::: EXCERPTED DATA
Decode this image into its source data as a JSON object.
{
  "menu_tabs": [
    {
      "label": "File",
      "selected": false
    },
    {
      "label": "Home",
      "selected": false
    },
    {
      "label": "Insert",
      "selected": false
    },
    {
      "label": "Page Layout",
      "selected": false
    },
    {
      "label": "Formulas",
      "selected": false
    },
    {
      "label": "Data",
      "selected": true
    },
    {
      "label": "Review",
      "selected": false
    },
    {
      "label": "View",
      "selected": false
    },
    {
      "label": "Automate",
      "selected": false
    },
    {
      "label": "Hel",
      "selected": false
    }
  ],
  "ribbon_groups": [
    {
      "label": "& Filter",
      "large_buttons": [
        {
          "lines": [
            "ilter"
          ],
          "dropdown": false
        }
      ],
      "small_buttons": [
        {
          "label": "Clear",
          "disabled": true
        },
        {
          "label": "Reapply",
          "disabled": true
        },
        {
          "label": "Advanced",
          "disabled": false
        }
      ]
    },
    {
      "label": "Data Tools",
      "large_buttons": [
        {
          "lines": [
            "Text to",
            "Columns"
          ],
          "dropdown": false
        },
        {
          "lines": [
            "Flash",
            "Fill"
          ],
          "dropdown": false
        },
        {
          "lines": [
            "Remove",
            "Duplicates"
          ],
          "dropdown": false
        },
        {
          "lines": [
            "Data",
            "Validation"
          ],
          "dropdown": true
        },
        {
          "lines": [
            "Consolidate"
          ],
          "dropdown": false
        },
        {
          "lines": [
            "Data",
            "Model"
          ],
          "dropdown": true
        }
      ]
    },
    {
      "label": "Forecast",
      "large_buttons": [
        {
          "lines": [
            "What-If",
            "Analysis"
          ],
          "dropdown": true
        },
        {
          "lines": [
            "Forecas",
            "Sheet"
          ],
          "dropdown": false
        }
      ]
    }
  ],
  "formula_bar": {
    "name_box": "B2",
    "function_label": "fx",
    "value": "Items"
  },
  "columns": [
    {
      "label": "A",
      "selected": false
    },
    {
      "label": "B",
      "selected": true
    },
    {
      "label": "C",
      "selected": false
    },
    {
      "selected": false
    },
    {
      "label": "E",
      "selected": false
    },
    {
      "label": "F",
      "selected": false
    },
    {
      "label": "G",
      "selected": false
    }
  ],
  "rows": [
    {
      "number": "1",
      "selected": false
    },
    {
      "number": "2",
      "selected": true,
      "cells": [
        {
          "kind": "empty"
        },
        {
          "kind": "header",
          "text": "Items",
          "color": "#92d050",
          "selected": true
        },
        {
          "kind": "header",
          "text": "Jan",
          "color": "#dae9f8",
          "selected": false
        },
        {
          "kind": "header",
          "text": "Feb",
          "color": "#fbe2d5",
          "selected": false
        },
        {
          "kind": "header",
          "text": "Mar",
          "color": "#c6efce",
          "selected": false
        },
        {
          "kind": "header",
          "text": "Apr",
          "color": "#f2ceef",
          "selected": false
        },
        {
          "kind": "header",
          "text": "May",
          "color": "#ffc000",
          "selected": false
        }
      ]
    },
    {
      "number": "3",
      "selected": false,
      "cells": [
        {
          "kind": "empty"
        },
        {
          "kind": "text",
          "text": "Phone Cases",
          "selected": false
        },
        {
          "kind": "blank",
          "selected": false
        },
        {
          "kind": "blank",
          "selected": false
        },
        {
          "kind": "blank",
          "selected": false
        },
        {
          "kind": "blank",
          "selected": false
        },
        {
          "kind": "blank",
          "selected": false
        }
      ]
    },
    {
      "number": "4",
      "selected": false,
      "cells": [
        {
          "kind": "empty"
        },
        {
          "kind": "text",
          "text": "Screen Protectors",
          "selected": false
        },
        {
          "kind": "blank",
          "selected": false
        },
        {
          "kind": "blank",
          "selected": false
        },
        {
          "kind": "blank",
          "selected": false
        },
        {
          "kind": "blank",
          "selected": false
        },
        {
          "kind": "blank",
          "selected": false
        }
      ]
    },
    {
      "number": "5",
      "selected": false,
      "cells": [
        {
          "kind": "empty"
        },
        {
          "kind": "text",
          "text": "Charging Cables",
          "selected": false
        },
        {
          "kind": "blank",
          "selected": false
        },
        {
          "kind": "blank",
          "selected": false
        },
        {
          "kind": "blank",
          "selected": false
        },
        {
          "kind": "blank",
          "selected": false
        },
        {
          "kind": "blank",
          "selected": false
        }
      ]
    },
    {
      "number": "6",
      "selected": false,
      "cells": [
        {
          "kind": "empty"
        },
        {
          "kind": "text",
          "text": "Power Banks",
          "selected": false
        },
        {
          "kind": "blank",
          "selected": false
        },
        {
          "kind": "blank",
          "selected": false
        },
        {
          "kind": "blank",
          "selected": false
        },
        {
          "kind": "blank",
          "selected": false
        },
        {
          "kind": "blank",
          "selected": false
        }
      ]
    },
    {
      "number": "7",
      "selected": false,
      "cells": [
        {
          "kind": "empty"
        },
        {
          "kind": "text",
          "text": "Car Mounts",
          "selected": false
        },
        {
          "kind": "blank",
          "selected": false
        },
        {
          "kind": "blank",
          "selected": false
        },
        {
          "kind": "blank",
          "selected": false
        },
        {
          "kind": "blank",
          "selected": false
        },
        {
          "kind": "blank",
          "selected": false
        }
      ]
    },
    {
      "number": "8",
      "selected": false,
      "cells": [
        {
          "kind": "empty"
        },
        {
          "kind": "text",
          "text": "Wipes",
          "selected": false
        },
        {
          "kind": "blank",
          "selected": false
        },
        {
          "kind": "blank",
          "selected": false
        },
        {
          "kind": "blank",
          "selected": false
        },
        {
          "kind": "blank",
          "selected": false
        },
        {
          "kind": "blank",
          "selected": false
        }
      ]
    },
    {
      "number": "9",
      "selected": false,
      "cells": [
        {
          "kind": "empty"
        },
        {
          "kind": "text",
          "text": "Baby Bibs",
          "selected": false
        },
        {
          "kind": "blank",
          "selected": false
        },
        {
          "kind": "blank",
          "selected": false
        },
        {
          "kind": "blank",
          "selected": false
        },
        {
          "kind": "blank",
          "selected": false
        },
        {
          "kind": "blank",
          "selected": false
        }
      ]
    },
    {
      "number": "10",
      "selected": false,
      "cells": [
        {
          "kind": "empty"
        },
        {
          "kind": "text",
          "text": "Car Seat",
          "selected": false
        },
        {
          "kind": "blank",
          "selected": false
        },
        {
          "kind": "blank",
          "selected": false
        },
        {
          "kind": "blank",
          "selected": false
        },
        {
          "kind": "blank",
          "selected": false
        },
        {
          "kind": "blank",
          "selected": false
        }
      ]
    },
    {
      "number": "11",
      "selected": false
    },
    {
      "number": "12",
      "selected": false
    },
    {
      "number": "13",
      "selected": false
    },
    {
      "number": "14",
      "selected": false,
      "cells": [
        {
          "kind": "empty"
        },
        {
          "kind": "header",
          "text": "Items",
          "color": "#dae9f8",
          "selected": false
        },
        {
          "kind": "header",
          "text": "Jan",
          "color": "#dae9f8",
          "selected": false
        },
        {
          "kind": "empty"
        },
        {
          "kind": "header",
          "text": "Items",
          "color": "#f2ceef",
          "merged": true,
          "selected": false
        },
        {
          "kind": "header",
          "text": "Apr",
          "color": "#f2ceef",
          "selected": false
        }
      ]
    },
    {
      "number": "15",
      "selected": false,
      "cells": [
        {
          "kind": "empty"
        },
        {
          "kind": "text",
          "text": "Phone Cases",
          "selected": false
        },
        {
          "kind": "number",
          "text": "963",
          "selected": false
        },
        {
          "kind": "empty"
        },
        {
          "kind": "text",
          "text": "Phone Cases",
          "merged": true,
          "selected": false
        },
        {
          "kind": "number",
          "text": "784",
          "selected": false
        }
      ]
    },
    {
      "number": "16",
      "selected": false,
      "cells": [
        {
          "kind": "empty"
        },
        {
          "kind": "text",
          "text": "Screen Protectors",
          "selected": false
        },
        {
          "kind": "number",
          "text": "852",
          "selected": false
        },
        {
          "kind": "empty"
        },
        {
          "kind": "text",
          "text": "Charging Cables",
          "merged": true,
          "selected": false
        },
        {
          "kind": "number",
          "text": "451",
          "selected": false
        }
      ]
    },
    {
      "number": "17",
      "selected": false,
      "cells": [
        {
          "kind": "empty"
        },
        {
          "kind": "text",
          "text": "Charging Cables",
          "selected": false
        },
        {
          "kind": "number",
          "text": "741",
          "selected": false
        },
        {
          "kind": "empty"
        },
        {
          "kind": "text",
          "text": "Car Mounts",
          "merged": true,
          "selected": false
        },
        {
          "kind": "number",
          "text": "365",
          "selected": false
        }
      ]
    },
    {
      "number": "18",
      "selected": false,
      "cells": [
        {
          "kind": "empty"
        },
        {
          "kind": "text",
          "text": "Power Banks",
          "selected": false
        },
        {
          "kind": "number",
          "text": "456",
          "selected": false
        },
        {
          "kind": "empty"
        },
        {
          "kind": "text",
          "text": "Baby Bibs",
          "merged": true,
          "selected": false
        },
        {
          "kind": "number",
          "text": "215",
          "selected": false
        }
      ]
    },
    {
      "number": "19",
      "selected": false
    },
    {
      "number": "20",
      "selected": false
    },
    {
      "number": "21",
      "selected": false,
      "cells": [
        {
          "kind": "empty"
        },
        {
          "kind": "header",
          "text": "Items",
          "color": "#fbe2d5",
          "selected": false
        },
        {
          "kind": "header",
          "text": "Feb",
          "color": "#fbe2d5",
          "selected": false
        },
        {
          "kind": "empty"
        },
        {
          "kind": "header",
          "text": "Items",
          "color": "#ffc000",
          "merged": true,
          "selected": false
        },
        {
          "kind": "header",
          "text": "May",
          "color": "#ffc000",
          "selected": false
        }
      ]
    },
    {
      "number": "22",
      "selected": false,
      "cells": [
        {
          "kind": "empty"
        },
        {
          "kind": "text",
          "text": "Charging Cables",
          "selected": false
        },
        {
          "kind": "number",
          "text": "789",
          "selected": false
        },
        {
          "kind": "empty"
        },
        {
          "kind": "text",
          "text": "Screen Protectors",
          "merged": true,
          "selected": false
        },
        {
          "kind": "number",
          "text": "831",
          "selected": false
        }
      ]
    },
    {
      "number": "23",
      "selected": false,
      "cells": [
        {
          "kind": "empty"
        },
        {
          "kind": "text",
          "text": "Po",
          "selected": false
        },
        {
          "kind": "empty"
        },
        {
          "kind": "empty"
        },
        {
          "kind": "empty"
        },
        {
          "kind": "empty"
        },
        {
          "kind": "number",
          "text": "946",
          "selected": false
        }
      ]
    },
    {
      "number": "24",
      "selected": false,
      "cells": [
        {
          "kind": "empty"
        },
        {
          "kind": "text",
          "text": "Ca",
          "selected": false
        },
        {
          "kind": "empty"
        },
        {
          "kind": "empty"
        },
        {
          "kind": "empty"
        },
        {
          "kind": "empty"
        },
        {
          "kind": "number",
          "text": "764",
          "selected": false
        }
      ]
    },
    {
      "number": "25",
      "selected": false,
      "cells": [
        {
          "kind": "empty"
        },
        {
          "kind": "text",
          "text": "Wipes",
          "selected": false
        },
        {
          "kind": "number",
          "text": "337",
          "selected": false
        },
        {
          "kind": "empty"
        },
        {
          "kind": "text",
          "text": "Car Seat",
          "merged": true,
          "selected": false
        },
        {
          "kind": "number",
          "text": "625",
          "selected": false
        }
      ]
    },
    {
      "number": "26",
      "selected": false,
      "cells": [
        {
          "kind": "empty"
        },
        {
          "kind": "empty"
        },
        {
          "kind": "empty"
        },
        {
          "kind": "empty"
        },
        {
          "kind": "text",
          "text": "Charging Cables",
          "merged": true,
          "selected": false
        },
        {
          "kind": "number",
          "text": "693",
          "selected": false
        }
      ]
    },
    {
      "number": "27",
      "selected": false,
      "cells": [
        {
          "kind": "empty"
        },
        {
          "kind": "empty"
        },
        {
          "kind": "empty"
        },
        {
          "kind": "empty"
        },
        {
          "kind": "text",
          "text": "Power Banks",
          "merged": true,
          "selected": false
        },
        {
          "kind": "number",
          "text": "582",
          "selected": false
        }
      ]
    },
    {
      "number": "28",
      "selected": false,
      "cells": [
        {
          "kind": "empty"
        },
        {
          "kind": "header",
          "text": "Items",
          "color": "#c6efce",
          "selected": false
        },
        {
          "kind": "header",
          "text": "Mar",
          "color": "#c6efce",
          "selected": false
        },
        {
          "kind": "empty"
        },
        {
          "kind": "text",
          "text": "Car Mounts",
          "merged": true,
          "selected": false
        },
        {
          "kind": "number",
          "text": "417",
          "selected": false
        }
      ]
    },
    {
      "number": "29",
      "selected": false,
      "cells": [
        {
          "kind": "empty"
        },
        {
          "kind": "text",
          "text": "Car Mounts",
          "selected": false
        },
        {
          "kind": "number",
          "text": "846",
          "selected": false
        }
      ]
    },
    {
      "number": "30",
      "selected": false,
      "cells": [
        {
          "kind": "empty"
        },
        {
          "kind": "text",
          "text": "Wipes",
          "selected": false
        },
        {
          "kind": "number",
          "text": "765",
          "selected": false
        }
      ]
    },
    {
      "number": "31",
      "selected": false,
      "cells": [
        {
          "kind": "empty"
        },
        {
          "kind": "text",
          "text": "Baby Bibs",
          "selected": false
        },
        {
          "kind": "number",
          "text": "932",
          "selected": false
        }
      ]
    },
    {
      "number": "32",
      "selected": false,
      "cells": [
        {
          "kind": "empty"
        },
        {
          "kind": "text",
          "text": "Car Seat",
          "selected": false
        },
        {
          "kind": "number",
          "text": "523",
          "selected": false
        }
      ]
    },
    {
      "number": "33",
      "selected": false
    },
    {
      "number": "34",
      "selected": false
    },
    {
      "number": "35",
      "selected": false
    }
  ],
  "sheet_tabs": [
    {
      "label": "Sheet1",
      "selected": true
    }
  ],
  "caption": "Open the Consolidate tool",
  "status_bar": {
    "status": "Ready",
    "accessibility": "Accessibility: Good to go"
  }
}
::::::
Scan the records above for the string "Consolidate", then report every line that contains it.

▸ WRITTEN ANSWER:
            "Consolidate"
  "caption": "Open the Consolidate tool",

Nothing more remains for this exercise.